“I was already thinking about what we could do for him work-wise because he loved school but he struggled with education, it didn’t suit him.”

Despite their happy memories of Olly, his parents have not been able to do anything to celebrate Olly’s life since his funeral, with their emotions still “too raw.”

Stuart said: “It’s hard walking past his bedroom.

“I still expect him to knock on the door, I still see him out of the corner of my eye, walking around the kitchen emptying the cupboards.”

Not long before he died, Olly was diagnosed with autism, and his unique personality made him both a joy and an enigma for his parents.

Amanda said: “He would always get the most out of what he was doing, enjoy it and then think what’s next.

“When he was younger and if he had a birthday party or something he would meticulously plan.

“We also think he had PDA (pathological demand avoidance) because he had to control things.
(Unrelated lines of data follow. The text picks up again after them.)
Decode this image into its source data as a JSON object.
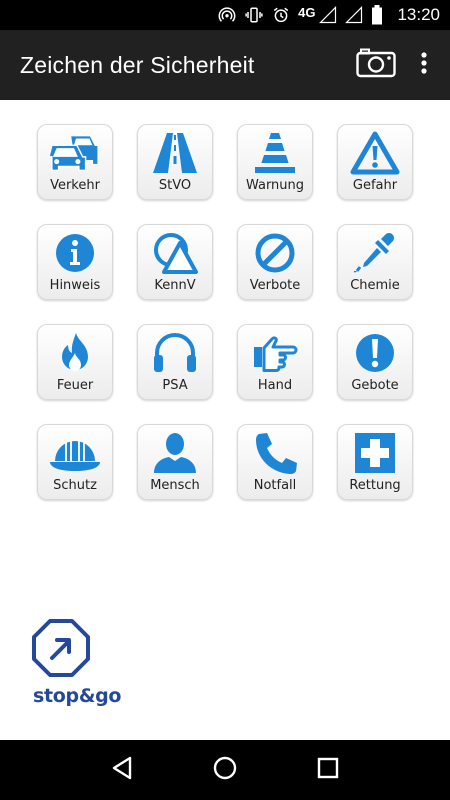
{
  "status_bar": {
    "network": "4G",
    "time": "13:20"
  },
  "app_bar": {
    "title": "Zeichen der Sicherheit"
  },
  "categories": [
    {
      "label": "Verkehr",
      "icon": "cars-icon"
    },
    {
      "label": "StVO",
      "icon": "road-icon"
    },
    {
      "label": "Warnung",
      "icon": "traffic-cone-icon"
    },
    {
      "label": "Gefahr",
      "icon": "warning-triangle-icon"
    },
    {
      "label": "Hinweis",
      "icon": "info-icon"
    },
    {
      "label": "KennV",
      "icon": "triangle-circle-icon"
    },
    {
      "label": "Verbote",
      "icon": "prohibition-icon"
    },
    {
      "label": "Chemie",
      "icon": "pipette-icon"
    },
    {
      "label": "Feuer",
      "icon": "flame-icon"
    },
    {
      "label": "PSA",
      "icon": "headphones-icon"
    },
    {
      "label": "Hand",
      "icon": "pointing-hand-icon"
    },
    {
      "label": "Gebote",
      "icon": "exclamation-circle-icon"
    },
    {
      "label": "Schutz",
      "icon": "hard-hat-icon"
    },
    {
      "label": "Mensch",
      "icon": "person-icon"
    },
    {
      "label": "Notfall",
      "icon": "phone-icon"
    },
    {
      "label": "Rettung",
      "icon": "first-aid-cross-icon"
    }
  ],
  "logo": {
    "text": "stop&go"
  },
  "colors": {
    "accent": "#1f86d6",
    "app_bar": "#212121",
    "logo": "#24499a"
  }
}
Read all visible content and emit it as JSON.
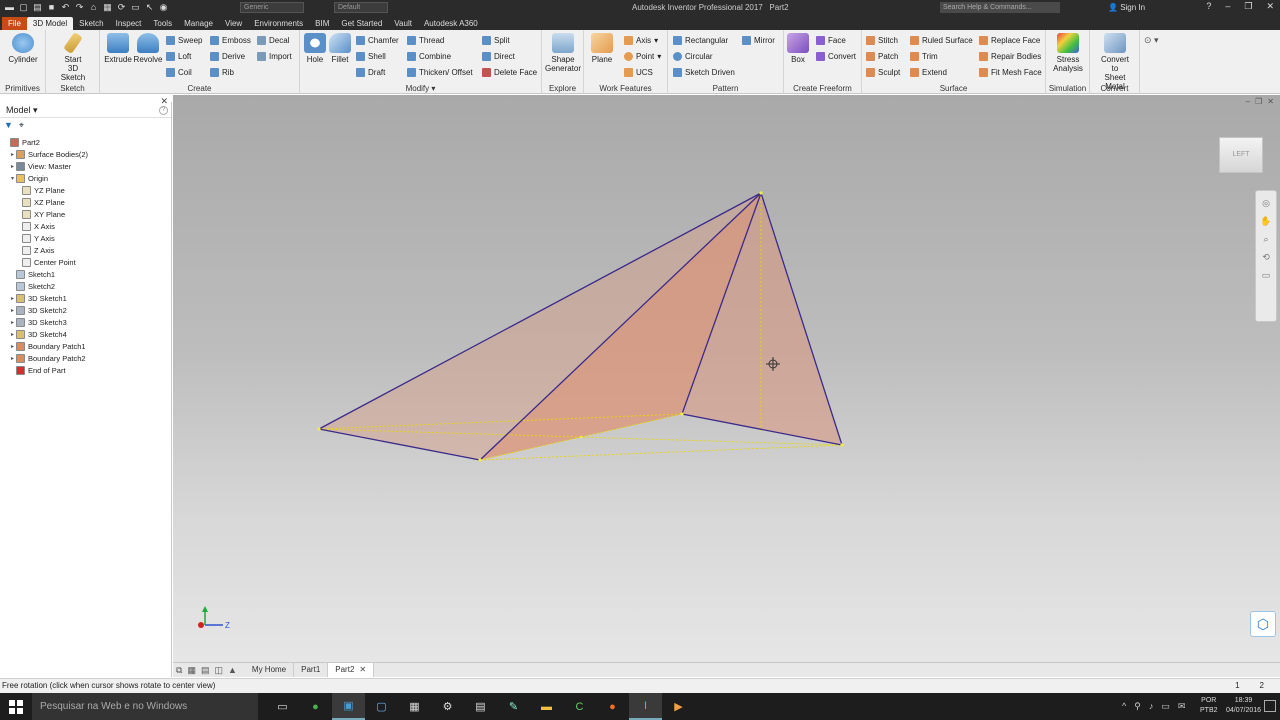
{
  "titlebar": {
    "appearance_combo": "Generic",
    "material_combo": "Default",
    "app_title": "Autodesk Inventor Professional 2017",
    "doc_title": "Part2",
    "search_placeholder": "Search Help & Commands...",
    "sign_in": "Sign In"
  },
  "tabs": [
    "File",
    "3D Model",
    "Sketch",
    "Inspect",
    "Tools",
    "Manage",
    "View",
    "Environments",
    "BIM",
    "Get Started",
    "Vault",
    "Autodesk A360"
  ],
  "active_tab": "3D Model",
  "ribbon": {
    "primitives": {
      "title": "Primitives",
      "cylinder": "Cylinder"
    },
    "sketch": {
      "title": "Sketch",
      "start_line1": "Start",
      "start_line2": "3D Sketch"
    },
    "create": {
      "title": "Create",
      "extrude": "Extrude",
      "revolve": "Revolve",
      "sweep": "Sweep",
      "emboss": "Emboss",
      "decal": "Decal",
      "loft": "Loft",
      "derive": "Derive",
      "import": "Import",
      "coil": "Coil",
      "rib": "Rib"
    },
    "modify": {
      "title": "Modify",
      "hole": "Hole",
      "fillet": "Fillet",
      "chamfer": "Chamfer",
      "thread": "Thread",
      "split": "Split",
      "shell": "Shell",
      "combine": "Combine",
      "direct": "Direct",
      "draft": "Draft",
      "thicken": "Thicken/ Offset",
      "delete_face": "Delete Face"
    },
    "explore": {
      "title": "Explore",
      "shape_line1": "Shape",
      "shape_line2": "Generator"
    },
    "work_features": {
      "title": "Work Features",
      "plane": "Plane",
      "axis": "Axis",
      "point": "Point",
      "ucs": "UCS"
    },
    "pattern": {
      "title": "Pattern",
      "rectangular": "Rectangular",
      "circular": "Circular",
      "sketch_driven": "Sketch Driven",
      "mirror": "Mirror"
    },
    "create_freeform": {
      "title": "Create Freeform",
      "box": "Box",
      "face": "Face",
      "convert": "Convert"
    },
    "surface": {
      "title": "Surface",
      "stitch": "Stitch",
      "ruled_surface": "Ruled Surface",
      "replace_face": "Replace Face",
      "patch": "Patch",
      "trim": "Trim",
      "repair_bodies": "Repair Bodies",
      "sculpt": "Sculpt",
      "extend": "Extend",
      "fit_mesh_face": "Fit Mesh Face"
    },
    "simulation": {
      "title": "Simulation",
      "stress_line1": "Stress",
      "stress_line2": "Analysis"
    },
    "convert": {
      "title": "Convert",
      "sheet_line1": "Convert to",
      "sheet_line2": "Sheet Metal"
    }
  },
  "browser": {
    "title": "Model",
    "tree": [
      {
        "label": "Part2",
        "indent": 0,
        "icon": "part-icon",
        "color": "#c86a5a"
      },
      {
        "label": "Surface Bodies(2)",
        "indent": 1,
        "icon": "surface-bodies-icon",
        "color": "#d9a060"
      },
      {
        "label": "View: Master",
        "indent": 1,
        "icon": "view-icon",
        "color": "#7a8a9a"
      },
      {
        "label": "Origin",
        "indent": 1,
        "icon": "folder-icon",
        "color": "#e8c060"
      },
      {
        "label": "YZ Plane",
        "indent": 2,
        "icon": "plane-icon",
        "color": "#e8e0c0"
      },
      {
        "label": "XZ Plane",
        "indent": 2,
        "icon": "plane-icon",
        "color": "#e8e0c0"
      },
      {
        "label": "XY Plane",
        "indent": 2,
        "icon": "plane-icon",
        "color": "#e8e0c0"
      },
      {
        "label": "X Axis",
        "indent": 2,
        "icon": "axis-icon",
        "color": "#eeeeee"
      },
      {
        "label": "Y Axis",
        "indent": 2,
        "icon": "axis-icon",
        "color": "#eeeeee"
      },
      {
        "label": "Z Axis",
        "indent": 2,
        "icon": "axis-icon",
        "color": "#eeeeee"
      },
      {
        "label": "Center Point",
        "indent": 2,
        "icon": "point-icon",
        "color": "#eeeeee"
      },
      {
        "label": "Sketch1",
        "indent": 1,
        "icon": "sketch-icon",
        "color": "#b8c8d8"
      },
      {
        "label": "Sketch2",
        "indent": 1,
        "icon": "sketch-icon",
        "color": "#b8c8d8"
      },
      {
        "label": "3D Sketch1",
        "indent": 1,
        "icon": "3d-sketch-icon",
        "color": "#d8c070"
      },
      {
        "label": "3D Sketch2",
        "indent": 1,
        "icon": "3d-sketch-icon",
        "color": "#aab4c0"
      },
      {
        "label": "3D Sketch3",
        "indent": 1,
        "icon": "3d-sketch-icon",
        "color": "#aab4c0"
      },
      {
        "label": "3D Sketch4",
        "indent": 1,
        "icon": "3d-sketch-icon",
        "color": "#d8c070"
      },
      {
        "label": "Boundary Patch1",
        "indent": 1,
        "icon": "boundary-patch-icon",
        "color": "#d98c60"
      },
      {
        "label": "Boundary Patch2",
        "indent": 1,
        "icon": "boundary-patch-icon",
        "color": "#d98c60"
      },
      {
        "label": "End of Part",
        "indent": 1,
        "icon": "end-of-part-icon",
        "color": "#d03030"
      }
    ]
  },
  "viewcube_label": "LEFT",
  "doc_tabs": [
    "My Home",
    "Part1",
    "Part2"
  ],
  "active_doc": "Part2",
  "status": {
    "message": "Free rotation (click when cursor shows rotate to center view)",
    "num1": "1",
    "num2": "2"
  },
  "taskbar": {
    "search": "Pesquisar na Web e no Windows",
    "lang_line1": "POR",
    "lang_line2": "PTB2",
    "time": "18:39",
    "date": "04/07/2016"
  },
  "colors": {
    "file_tab": "#c84a16",
    "surface_fill": "#d8906c",
    "edge": "#3a2a8a",
    "sketch_line": "#e8d800"
  }
}
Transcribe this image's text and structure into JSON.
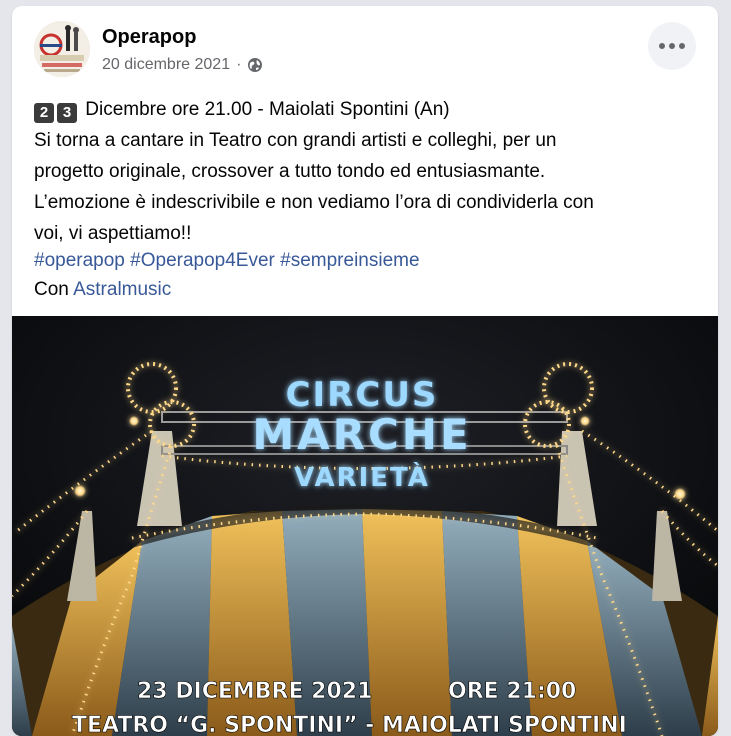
{
  "post": {
    "page_name": "Operapop",
    "date": "20 dicembre 2021",
    "separator": "·",
    "keycaps": [
      "2",
      "3"
    ],
    "line1_rest": "Dicembre ore 21.00 - Maiolati Spontini (An)",
    "line2": "Si torna a cantare in Teatro con grandi artisti e colleghi, per un",
    "line3": "progetto originale, crossover a tutto tondo ed entusiasmante.",
    "line4": "L’emozione è indescrivibile e non vediamo l’ora di condividerla con",
    "line5": "voi, vi aspettiamo!!",
    "hashtags": [
      "#operapop",
      "#Operapop4Ever",
      "#sempreinsieme"
    ],
    "with_label": "Con",
    "with_name": "Astralmusic"
  },
  "poster": {
    "circus": "CIRCUS",
    "marche": "MARCHE",
    "varieta": "VARIETÀ",
    "date_line": "23 DICEMBRE 2021",
    "time_line": "ORE 21:00",
    "venue_line": "TEATRO “G. SPONTINI” - MAIOLATI SPONTINI"
  },
  "colors": {
    "link": "#385898",
    "meta": "#65676b",
    "neon": "#8fd3ff",
    "bulb": "#ffd98a",
    "tent_yellow": "#e2a93a",
    "tent_blue": "#6f8fa3"
  },
  "icons": [
    "globe-icon",
    "more-options-icon"
  ]
}
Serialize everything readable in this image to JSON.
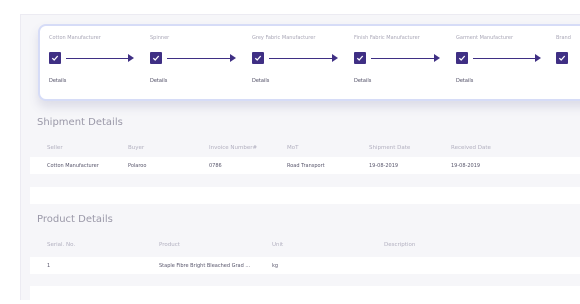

He couldn’t bear being told what to do so you had to be clever to get him to do what you wanted without telling him, that was his form of control.

“When we look back at Olly as a child, he ruled the house. But we hadn’t made that connection.”

Olly loved primary school but started to struggle when he started secondary education, and his parents hope that more can be done for other children like Olly in the future.

 “It’s highlighted how vulnerable children are,” said Amanda. “His anxiety would feed through to other very negative things that he would do to hurt himself.

“At schools, there isn’t the SEN research to help all of these children that all have unique needs.”

Stuart agreed that more needed to be done to help children with varying needs at school.

He said: "I think the school system is set up for A and B students, so anyone that falls outside of that box, you’re a square peg in a round hole.

“Mental health issues are escalating in this country. Kids, 12-year-olds, are getting depressed. What sort of society have we got where a 12-year-old is on antidepressants?”